Efficiency is a problem but storage is the elephant in the room. Solar power only works during bright days, so how do we power our cities through the dark times? To be effective, solar panels, coatings or shaders will need to be paired with a solar battery. Most successful solar storage batteries operate on a much smaller scale than needed to run an office building or an entire city. The problem with large-scale storage is seasonality. Peak electricity production rarely coincides with peak electricity demand. Peak demand often comes on the coldest, darkest days, using many more times the energy than can be supplied. Fossil fuels typically fill the gap. So to power cities with renewable, intermittent energy like solar or wind, you’d have to generate and store energy to meet the peak demand. That demand could exceed the total energy generated for days, even weeks. Creating that many batteries and a system to produce that much renewable energy is a tall order. Even if it were possible or affordable, the return on investment would be negligible because peak demand only happens a few times a year.
Battery technology is also rapidly advancing, driven in large part by Tesla. CEO Elon Musk has predicted energy storage costs to fall below $100 per kWh thanks to engineering and production methods at the company’s Gigafacotries. While that number would represent significant progress from the current $600 per kWh range, it will need to be far lower for commercial applications. Even at $100 per kWh, it would still cost nearly $17,000 for a battery large enough to power a single home monthly. Mechanical methods of large-scale energy storage, like pumping water uphill during the day and letting it flow downhill for hydroelectricity at night have been theorized but few have been tested at any serious scale. Until storage can be scaled, most uses of solar power are supplemental, saving money on the margins by off-setting grid demand.
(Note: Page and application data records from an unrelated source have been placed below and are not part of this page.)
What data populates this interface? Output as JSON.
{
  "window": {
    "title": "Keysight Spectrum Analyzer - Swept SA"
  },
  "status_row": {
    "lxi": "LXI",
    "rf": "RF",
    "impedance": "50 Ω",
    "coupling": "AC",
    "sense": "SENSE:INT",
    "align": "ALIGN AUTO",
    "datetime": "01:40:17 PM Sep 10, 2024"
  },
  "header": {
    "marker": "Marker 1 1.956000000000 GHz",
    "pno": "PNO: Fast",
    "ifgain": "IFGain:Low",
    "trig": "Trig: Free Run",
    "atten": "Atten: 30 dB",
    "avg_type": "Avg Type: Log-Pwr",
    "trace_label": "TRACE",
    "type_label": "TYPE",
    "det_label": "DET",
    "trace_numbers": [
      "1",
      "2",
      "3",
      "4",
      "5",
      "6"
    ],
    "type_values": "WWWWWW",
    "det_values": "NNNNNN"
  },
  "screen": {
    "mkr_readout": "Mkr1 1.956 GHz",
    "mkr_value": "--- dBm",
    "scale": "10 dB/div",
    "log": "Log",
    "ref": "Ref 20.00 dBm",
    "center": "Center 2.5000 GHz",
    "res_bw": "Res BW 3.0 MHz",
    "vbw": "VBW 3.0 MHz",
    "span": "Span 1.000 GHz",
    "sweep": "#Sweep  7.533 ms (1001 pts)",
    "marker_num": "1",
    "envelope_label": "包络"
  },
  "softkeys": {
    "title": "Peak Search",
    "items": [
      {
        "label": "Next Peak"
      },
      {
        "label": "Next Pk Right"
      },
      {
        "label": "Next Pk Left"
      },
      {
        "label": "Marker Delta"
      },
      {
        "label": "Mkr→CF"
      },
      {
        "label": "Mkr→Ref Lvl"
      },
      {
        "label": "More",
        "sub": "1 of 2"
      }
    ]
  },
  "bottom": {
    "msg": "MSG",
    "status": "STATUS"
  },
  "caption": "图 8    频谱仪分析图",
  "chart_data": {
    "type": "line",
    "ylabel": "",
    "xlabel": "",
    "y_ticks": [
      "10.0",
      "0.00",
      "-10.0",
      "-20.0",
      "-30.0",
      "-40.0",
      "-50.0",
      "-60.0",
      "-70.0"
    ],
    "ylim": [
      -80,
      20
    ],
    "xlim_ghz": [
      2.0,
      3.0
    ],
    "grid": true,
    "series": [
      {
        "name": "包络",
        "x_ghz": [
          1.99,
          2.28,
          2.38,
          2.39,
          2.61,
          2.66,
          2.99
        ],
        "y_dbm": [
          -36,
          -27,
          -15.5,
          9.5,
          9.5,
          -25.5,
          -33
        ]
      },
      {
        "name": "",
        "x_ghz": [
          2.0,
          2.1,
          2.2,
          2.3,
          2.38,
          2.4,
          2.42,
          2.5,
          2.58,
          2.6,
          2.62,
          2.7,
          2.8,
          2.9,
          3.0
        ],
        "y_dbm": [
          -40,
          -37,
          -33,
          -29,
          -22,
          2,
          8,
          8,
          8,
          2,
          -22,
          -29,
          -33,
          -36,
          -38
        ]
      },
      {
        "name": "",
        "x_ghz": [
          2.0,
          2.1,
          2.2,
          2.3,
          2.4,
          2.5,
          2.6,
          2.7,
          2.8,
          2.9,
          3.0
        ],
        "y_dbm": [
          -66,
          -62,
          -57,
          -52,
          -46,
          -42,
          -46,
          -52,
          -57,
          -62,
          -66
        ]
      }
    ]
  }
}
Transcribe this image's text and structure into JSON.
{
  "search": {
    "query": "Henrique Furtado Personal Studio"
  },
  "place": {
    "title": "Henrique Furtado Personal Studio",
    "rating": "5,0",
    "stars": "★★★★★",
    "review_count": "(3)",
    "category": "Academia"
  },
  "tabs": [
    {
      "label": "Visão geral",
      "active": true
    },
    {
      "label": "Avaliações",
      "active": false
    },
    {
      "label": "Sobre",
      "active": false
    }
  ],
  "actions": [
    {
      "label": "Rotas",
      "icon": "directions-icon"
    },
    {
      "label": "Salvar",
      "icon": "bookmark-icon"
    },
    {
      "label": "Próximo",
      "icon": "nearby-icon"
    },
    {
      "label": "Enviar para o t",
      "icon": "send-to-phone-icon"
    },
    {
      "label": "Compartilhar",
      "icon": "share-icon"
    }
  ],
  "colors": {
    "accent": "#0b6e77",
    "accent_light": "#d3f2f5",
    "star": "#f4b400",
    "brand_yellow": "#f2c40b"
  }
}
What’s clear is solar technology is rapidly advancing on all fronts. Traditional solar panels are becoming more efficient. Coatings, films, paints, shaders, and new forms of glass itself are being developed to harness the immense potential of solar power. We have the technology, right now the focus is on a race for large-scale commercial viability. The potential to turn any surface into a solar panel is revolutionary. Replacing every window won’t be possible. Technology that can be retrofitted onto the billions of square feet of the existing building stock can change the way to think about energy production. Major challenges remain, particularly regarding storage, but progress is being improved by leaps and bounds. Renewable energy generation and storage at scale will unlock a new paradigm of electricity and its relation to the built environment but getting there will not be easy.